Mapping Indonesia - 10/01/2006

David Fairbairn, vice-president, ICA

The Indonesian national cartographic report prepared by the National Coordinating Agency for Surveys and Mapping (Bakosurtanal) and covering the period 2003 to 2005 was tabled at the ICA special General Assembly in A Coruña in July. This typical report
represented notable effort given the strain on that nation’s cartographic resources after the 2004 tsunami.
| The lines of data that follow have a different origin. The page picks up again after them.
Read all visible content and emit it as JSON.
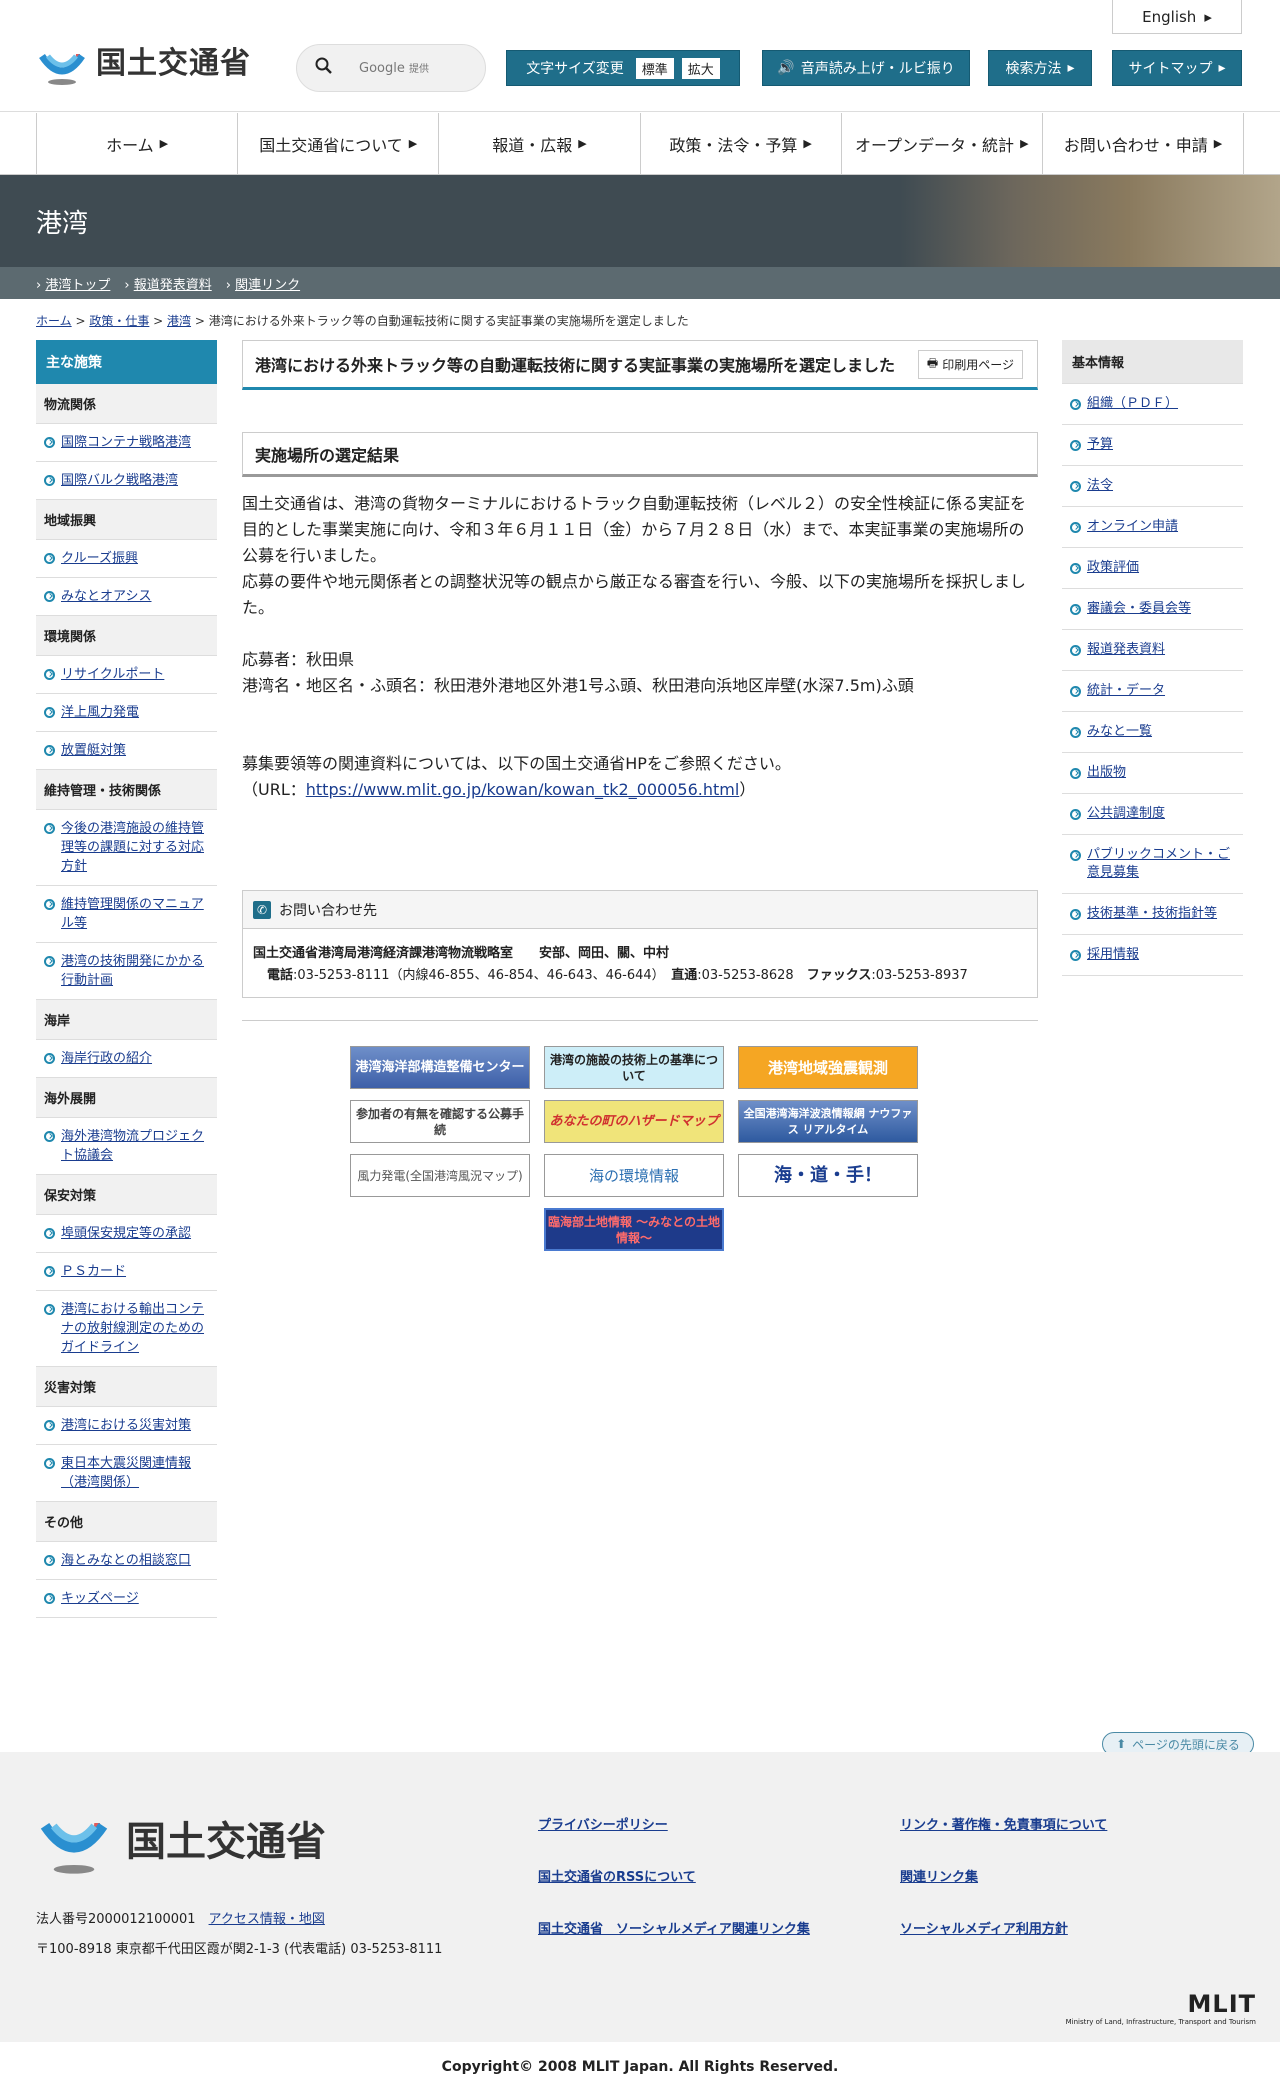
{
  "header": {
    "logo_text": "国土交通省",
    "search_brand": "Google",
    "search_suffix": "提供",
    "english": "English",
    "fontsize_label": "文字サイズ変更",
    "fontsize_standard": "標準",
    "fontsize_large": "拡大",
    "speech_label": "音声読み上げ・ルビ振り",
    "search_method": "検索方法",
    "sitemap": "サイトマップ"
  },
  "nav": [
    "ホーム",
    "国土交通省について",
    "報道・広報",
    "政策・法令・予算",
    "オープンデータ・統計",
    "お問い合わせ・申請"
  ],
  "banner": {
    "title": "港湾"
  },
  "subnav": [
    "港湾トップ",
    "報道発表資料",
    "関連リンク"
  ],
  "breadcrumb": {
    "home": "ホーム",
    "policy": "政策・仕事",
    "port": "港湾",
    "current": "港湾における外来トラック等の自動運転技術に関する実証事業の実施場所を選定しました"
  },
  "left": {
    "heading": "主な施策",
    "groups": [
      {
        "title": "物流関係",
        "items": [
          "国際コンテナ戦略港湾",
          "国際バルク戦略港湾"
        ]
      },
      {
        "title": "地域振興",
        "items": [
          "クルーズ振興",
          "みなとオアシス"
        ]
      },
      {
        "title": "環境関係",
        "items": [
          "リサイクルポート",
          "洋上風力発電",
          "放置艇対策"
        ]
      },
      {
        "title": "維持管理・技術関係",
        "items": [
          "今後の港湾施設の維持管理等の課題に対する対応方針",
          "維持管理関係のマニュアル等",
          "港湾の技術開発にかかる行動計画"
        ]
      },
      {
        "title": "海岸",
        "items": [
          "海岸行政の紹介"
        ]
      },
      {
        "title": "海外展開",
        "items": [
          "海外港湾物流プロジェクト協議会"
        ]
      },
      {
        "title": "保安対策",
        "items": [
          "埠頭保安規定等の承認",
          "ＰＳカード",
          "港湾における輸出コンテナの放射線測定のためのガイドライン"
        ]
      },
      {
        "title": "災害対策",
        "items": [
          "港湾における災害対策",
          "東日本大震災関連情報（港湾関係）"
        ]
      },
      {
        "title": "その他",
        "items": [
          "海とみなとの相談窓口",
          "キッズページ"
        ]
      }
    ]
  },
  "main": {
    "title": "港湾における外来トラック等の自動運転技術に関する実証事業の実施場所を選定しました",
    "print": "印刷用ページ",
    "section": "実施場所の選定結果",
    "p1": "国土交通省は、港湾の貨物ターミナルにおけるトラック自動運転技術（レベル２）の安全性検証に係る実証を目的とした事業実施に向け、令和３年６月１１日（金）から７月２８日（水）まで、本実証事業の実施場所の公募を行いました。",
    "p2": "応募の要件や地元関係者との調整状況等の観点から厳正なる審査を行い、今般、以下の実施場所を採択しました。",
    "applicant": "応募者：秋田県",
    "location": "港湾名・地区名・ふ頭名：秋田港外港地区外港1号ふ頭、秋田港向浜地区岸壁(水深7.5m)ふ頭",
    "ref": "募集要領等の関連資料については、以下の国土交通省HPをご参照ください。",
    "url_prefix": "（URL：",
    "url": "https://www.mlit.go.jp/kowan/kowan_tk2_000056.html",
    "url_suffix": "）",
    "contact_head": "お問い合わせ先",
    "contact_org": "国土交通省港湾局港湾経済課港湾物流戦略室　　安部、岡田、關、中村",
    "contact_tel_label": "電話",
    "contact_tel": ":03-5253-8111（内線46-855、46-854、46-643、46-644）",
    "contact_direct_label": "直通",
    "contact_direct": ":03-5253-8628",
    "contact_fax_label": "ファックス",
    "contact_fax": ":03-5253-8937",
    "banners": [
      "港湾海洋部構造整備センター",
      "港湾の施設の技術上の基準について",
      "港湾地域強震観測",
      "参加者の有無を確認する公募手続",
      "あなたの町のハザードマップ",
      "全国港湾海洋波浪情報網 ナウファス リアルタイム",
      "風力発電(全国港湾風況マップ)",
      "海の環境情報",
      "海・道・手！",
      "臨海部土地情報 ～みなとの土地情報～"
    ]
  },
  "right": {
    "heading": "基本情報",
    "items": [
      "組織（ＰＤＦ）",
      "予算",
      "法令",
      "オンライン申請",
      "政策評価",
      "審議会・委員会等",
      "報道発表資料",
      "統計・データ",
      "みなと一覧",
      "出版物",
      "公共調達制度",
      "パブリックコメント・ご意見募集",
      "技術基準・技術指針等",
      "採用情報"
    ]
  },
  "pagetop": "ページの先頭に戻る",
  "footer": {
    "logo_text": "国土交通省",
    "corp_number": "法人番号2000012100001",
    "access": "アクセス情報・地図",
    "address": "〒100-8918 東京都千代田区霞が関2-1-3 (代表電話) 03-5253-8111",
    "links": [
      "プライバシーポリシー",
      "リンク・著作権・免責事項について",
      "国土交通省のRSSについて",
      "関連リンク集",
      "国土交通省　ソーシャルメディア関連リンク集",
      "ソーシャルメディア利用方針"
    ],
    "mlit": "MLIT",
    "mlit_sub": "Ministry of Land, Infrastructure, Transport and Tourism",
    "copyright": "Copyright© 2008 MLIT Japan. All Rights Reserved."
  },
  "colors": {
    "accent": "#1f88ae",
    "header_btn": "#1f6e8a",
    "banner": "#3f4b52",
    "link": "#1a3d8f"
  }
}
The interim report is divided into a number of sections covering among other topics mapping activities (including topographic, marine, thematic, boundary and national atlas mapping) and the development of the Indonesian Spatial Data Infrastructure (SDI). An outline is given of educational and training facilities; there is also an account of the surveying and mapping societies and organisations within Indonesia, along with an overview of the maturing market for maps and spatial data there.
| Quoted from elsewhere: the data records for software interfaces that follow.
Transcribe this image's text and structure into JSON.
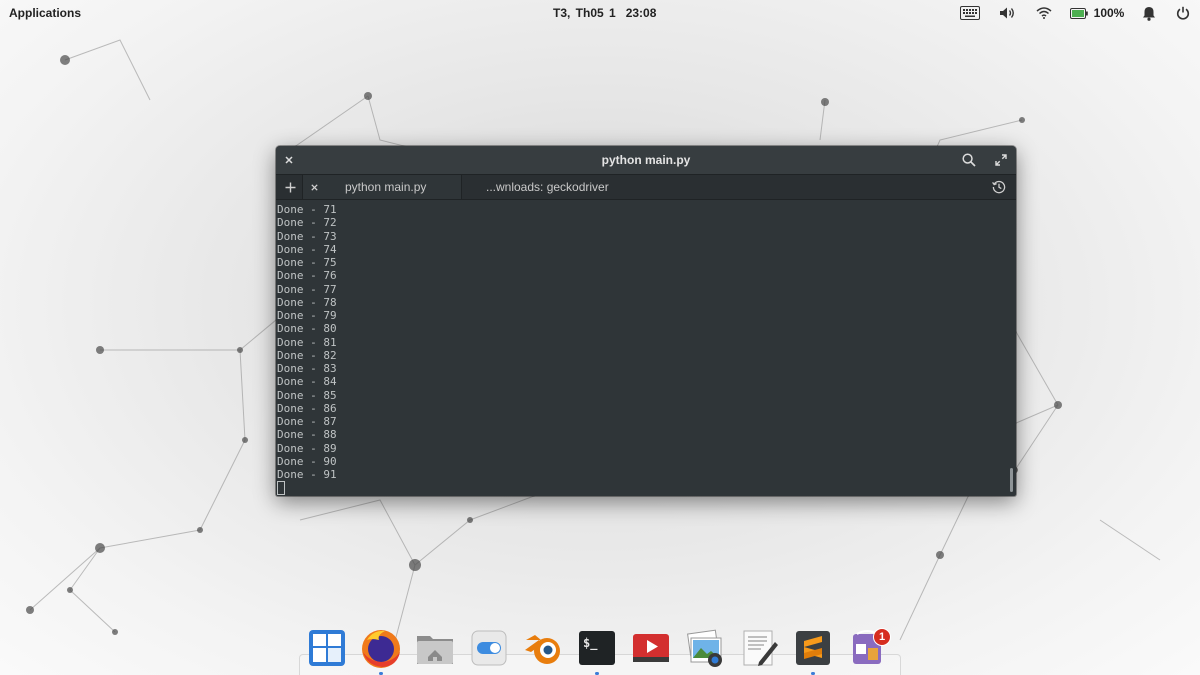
{
  "panel": {
    "applications_label": "Applications",
    "date": "T3, Th05  1",
    "time": "23:08",
    "battery": "100%"
  },
  "window": {
    "title": "python main.py",
    "tabs": [
      {
        "label": "python main.py",
        "active": true
      },
      {
        "label": "...wnloads: geckodriver",
        "active": false
      }
    ],
    "output_lines": [
      "Done - 71",
      "Done - 72",
      "Done - 73",
      "Done - 74",
      "Done - 75",
      "Done - 76",
      "Done - 77",
      "Done - 78",
      "Done - 79",
      "Done - 80",
      "Done - 81",
      "Done - 82",
      "Done - 83",
      "Done - 84",
      "Done - 85",
      "Done - 86",
      "Done - 87",
      "Done - 88",
      "Done - 89",
      "Done - 90",
      "Done - 91"
    ]
  },
  "dock": {
    "items": [
      {
        "icon": "multitasking-view-icon"
      },
      {
        "icon": "firefox-icon",
        "running": true
      },
      {
        "icon": "files-icon"
      },
      {
        "icon": "system-settings-icon"
      },
      {
        "icon": "blender-icon"
      },
      {
        "icon": "terminal-icon",
        "running": true
      },
      {
        "icon": "videos-icon"
      },
      {
        "icon": "photos-icon"
      },
      {
        "icon": "text-editor-icon"
      },
      {
        "icon": "sublime-text-icon",
        "running": true
      },
      {
        "icon": "appcenter-icon",
        "badge": "1"
      }
    ]
  },
  "colors": {
    "terminal_bg": "#2f3538",
    "terminal_fg": "#bfc3c4",
    "titlebar_bg": "#373d40",
    "accent": "#3b7dd8"
  }
}
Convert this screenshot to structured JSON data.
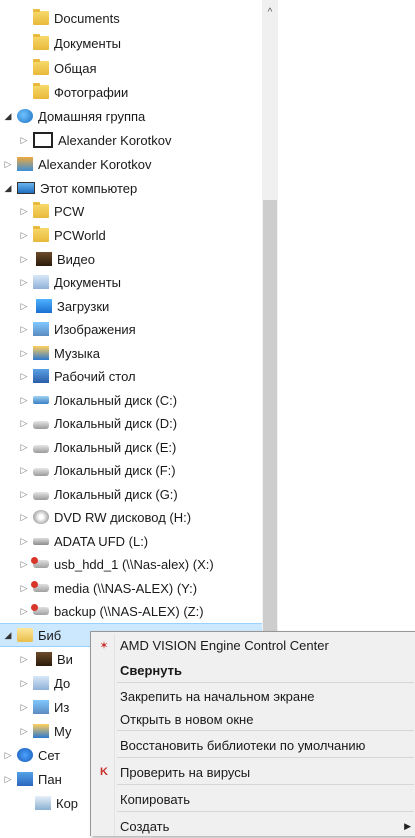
{
  "tree": {
    "rows": [
      {
        "label": "Documents",
        "exp": "",
        "icon": "folder-icon"
      },
      {
        "label": "Документы",
        "exp": "",
        "icon": "folder-icon"
      },
      {
        "label": "Общая",
        "exp": "",
        "icon": "folder-icon"
      },
      {
        "label": "Фотографии",
        "exp": "",
        "icon": "folder-icon"
      },
      {
        "label": "Домашняя группа",
        "exp": "◢",
        "icon": "homegroup-icon"
      },
      {
        "label": "Alexander Korotkov",
        "exp": "▷",
        "icon": "user-icon"
      },
      {
        "label": "Alexander Korotkov",
        "exp": "▷",
        "icon": "user-folder-icon"
      },
      {
        "label": "Этот компьютер",
        "exp": "◢",
        "icon": "computer-icon"
      },
      {
        "label": "PCW",
        "exp": "▷",
        "icon": "folder-icon"
      },
      {
        "label": "PCWorld",
        "exp": "▷",
        "icon": "folder-icon"
      },
      {
        "label": "Видео",
        "exp": "▷",
        "icon": "video-icon"
      },
      {
        "label": "Документы",
        "exp": "▷",
        "icon": "documents-icon"
      },
      {
        "label": "Загрузки",
        "exp": "▷",
        "icon": "downloads-icon"
      },
      {
        "label": "Изображения",
        "exp": "▷",
        "icon": "pictures-icon"
      },
      {
        "label": "Музыка",
        "exp": "▷",
        "icon": "music-icon"
      },
      {
        "label": "Рабочий стол",
        "exp": "▷",
        "icon": "desktop-icon"
      },
      {
        "label": "Локальный диск (C:)",
        "exp": "▷",
        "icon": "drive-c-icon"
      },
      {
        "label": "Локальный диск (D:)",
        "exp": "▷",
        "icon": "drive-icon"
      },
      {
        "label": "Локальный диск (E:)",
        "exp": "▷",
        "icon": "drive-icon"
      },
      {
        "label": "Локальный диск (F:)",
        "exp": "▷",
        "icon": "drive-icon"
      },
      {
        "label": "Локальный диск (G:)",
        "exp": "▷",
        "icon": "drive-icon"
      },
      {
        "label": "DVD RW дисковод (H:)",
        "exp": "▷",
        "icon": "dvd-icon"
      },
      {
        "label": "ADATA UFD (L:)",
        "exp": "▷",
        "icon": "usb-drive-icon"
      },
      {
        "label": "usb_hdd_1 (\\\\Nas-alex) (X:)",
        "exp": "▷",
        "icon": "network-drive-icon"
      },
      {
        "label": "media (\\\\NAS-ALEX) (Y:)",
        "exp": "▷",
        "icon": "network-drive-icon"
      },
      {
        "label": "backup (\\\\NAS-ALEX) (Z:)",
        "exp": "▷",
        "icon": "network-drive-icon"
      },
      {
        "label": "Биб",
        "exp": "◢",
        "icon": "libraries-icon"
      },
      {
        "label": "Ви",
        "exp": "▷",
        "icon": "video-library-icon"
      },
      {
        "label": "До",
        "exp": "▷",
        "icon": "documents-library-icon"
      },
      {
        "label": "Из",
        "exp": "▷",
        "icon": "pictures-library-icon"
      },
      {
        "label": "Му",
        "exp": "▷",
        "icon": "music-library-icon"
      },
      {
        "label": "Сет",
        "exp": "▷",
        "icon": "network-icon"
      },
      {
        "label": "Пан",
        "exp": "▷",
        "icon": "control-panel-icon"
      },
      {
        "label": "Кор",
        "exp": "",
        "icon": "recycle-bin-icon"
      }
    ]
  },
  "context_menu": {
    "items": [
      {
        "label": "AMD VISION Engine Control Center",
        "icon": "amd-icon",
        "bold": false,
        "submenu": false
      },
      {
        "label": "Свернуть",
        "icon": "",
        "bold": true,
        "submenu": false
      },
      {
        "label": "Закрепить на начальном экране",
        "icon": "",
        "bold": false,
        "submenu": false
      },
      {
        "label": "Открыть в новом окне",
        "icon": "",
        "bold": false,
        "submenu": false
      },
      {
        "label": "Восстановить библиотеки по умолчанию",
        "icon": "",
        "bold": false,
        "submenu": false
      },
      {
        "label": "Проверить на вирусы",
        "icon": "kaspersky-icon",
        "bold": false,
        "submenu": false
      },
      {
        "label": "Копировать",
        "icon": "",
        "bold": false,
        "submenu": false
      },
      {
        "label": "Создать",
        "icon": "",
        "bold": false,
        "submenu": true
      }
    ]
  }
}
The report includes a substantial number of maps and map extracts. Index diagrams show the coverage of 1:25,000, 1:50,000 and 1:250,000 hardcopy and digital maps produced by Bakosurtanal over large areas of the country. Also indicated is the extent of marine charts showing Exclusive Economic Zone (EEZ), sea-lane bathymetric data, and coastal maps at 1:50,000 and 1:250,000. Geological mapping, soil mapping and land-use mapping are all described, as is the proposed Tsunami Early Warning System.
What this activity and organisational structure shows is that cartography is proceeding apace in Indonesia. New datasets are being created for a range of applications, from boundary mapping to seismicity monitoring. Map coverage is being gradually extended, and revision of the national topo mapping series (often using SPOT imagery and SLAR) is being given high priority. Public awareness has been raised by educational products and map competitions (Indonesia has a proud record in the Barbara Petchenik children’s map contest), leading to a three-fold increase in map sales from the year 2001 to nearly 2.2 million in 2004.

The SDI is a major initiative within the wider field of government policy and spatial data handling for management and administration. In line with a 2003 presidential decree establishing a new National Telematics Co-ordinating Team (TKTI) to support economic growth with information and communication technology, the Indonesian SDI focuses on five main elements. These are institutional aspects, legal aspects, fundamental dataset aspects, research and development of science and technology related to survey and mapping aspects, and aspects relating to development of human-resource capability. Cartographers contribute to each of these, helping the development of twenty-first-century Indonesia.

Last updated: 17/07/2019